(Activity) Wherever the word "your" appears in a line of the records, copy that line.

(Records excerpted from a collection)
▽
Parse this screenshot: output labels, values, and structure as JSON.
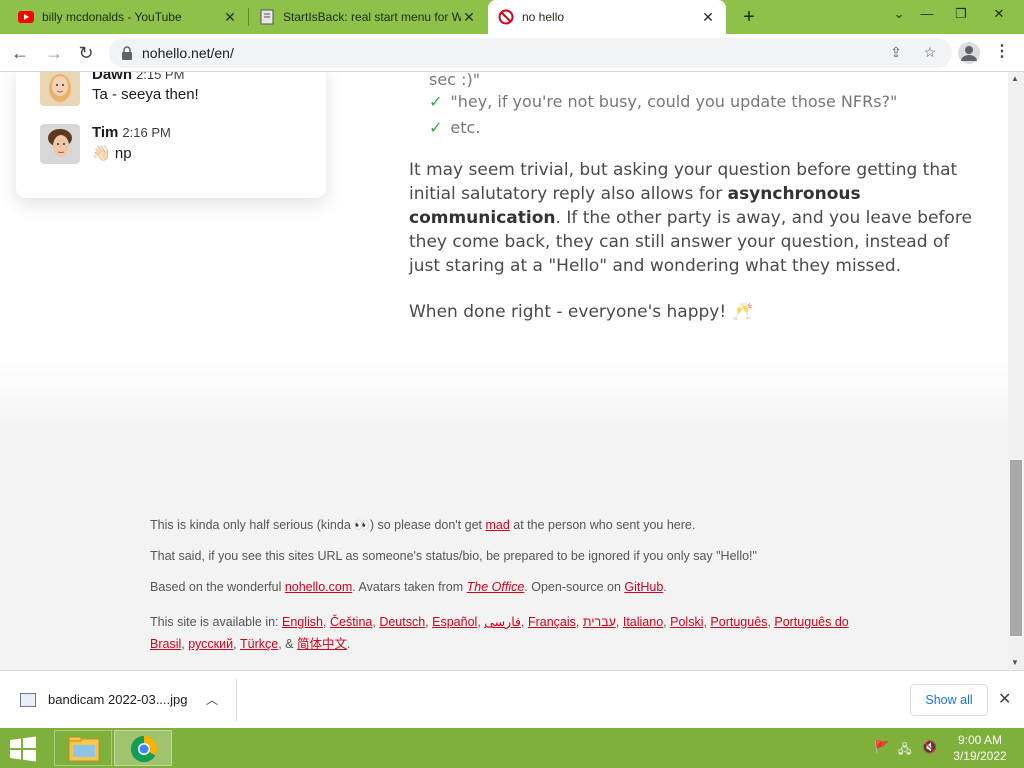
{
  "tabs": [
    {
      "title": "billy mcdonalds - YouTube",
      "favicon": "youtube-icon"
    },
    {
      "title": "StartIsBack: real start menu for W",
      "favicon": "document-icon"
    },
    {
      "title": "no hello",
      "favicon": "no-sign-icon"
    }
  ],
  "colors": {
    "tabstrip": "#8dc14a",
    "taskbar": "#7fb03c",
    "link": "#d0021b",
    "check": "#3aa34a",
    "showall": "#1a73e8"
  },
  "toolbar": {
    "url": "nohello.net/en/"
  },
  "chat": {
    "messages": [
      {
        "name": "Dawn",
        "time": "2:15 PM",
        "text": "Ta - seeya then!"
      },
      {
        "name": "Tim",
        "time": "2:16 PM",
        "text": "np",
        "emoji": "👋🏻"
      }
    ]
  },
  "article": {
    "fragment": "sec :)\"",
    "checks": [
      "\"hey, if you're not busy, could you update those NFRs?\"",
      "etc."
    ],
    "para1_a": "It may seem trivial, but asking your question before getting that initial salutatory reply also allows for ",
    "para1_bold": "asynchronous communication",
    "para1_b": ". If the other party is away, and you leave before they come back, they can still answer your question, instead of just staring at a \"Hello\" and wondering what they missed.",
    "para2": "When done right - everyone's happy! 🥂"
  },
  "footer": {
    "line1_a": "This is kinda only half serious (kinda 👀) so please don't get ",
    "line1_link": "mad",
    "line1_b": " at the person who sent you here.",
    "line2": "That said, if you see this sites URL as someone's status/bio, be prepared to be ignored if you only say \"Hello!\"",
    "line3_a": "Based on the wonderful ",
    "line3_link1": "nohello.com",
    "line3_b": ". Avatars taken from ",
    "line3_link2": "The Office",
    "line3_c": ". Open-source on ",
    "line3_link3": "GitHub",
    "line3_d": ".",
    "line4_prefix": "This site is available in: ",
    "languages": [
      "English",
      "Čeština",
      "Deutsch",
      "Español",
      "فارسی",
      "Français",
      "עברית",
      "Italiano",
      "Polski",
      "Português",
      "Português do Brasil",
      "русский",
      "Türkçe",
      "简体中文"
    ]
  },
  "downloads": {
    "file_name": "bandicam 2022-03....jpg",
    "show_all": "Show all"
  },
  "taskbar": {
    "time": "9:00 AM",
    "date": "3/19/2022"
  }
}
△
(Task result)
    "para1_a": "It may seem trivial, but asking your question before getting that initial salutatory reply also allows for ",
    "para1_b": ". If the other party is away, and you leave before they come back, they can still answer your question, instead of just staring at a \"Hello\" and wondering what they missed.",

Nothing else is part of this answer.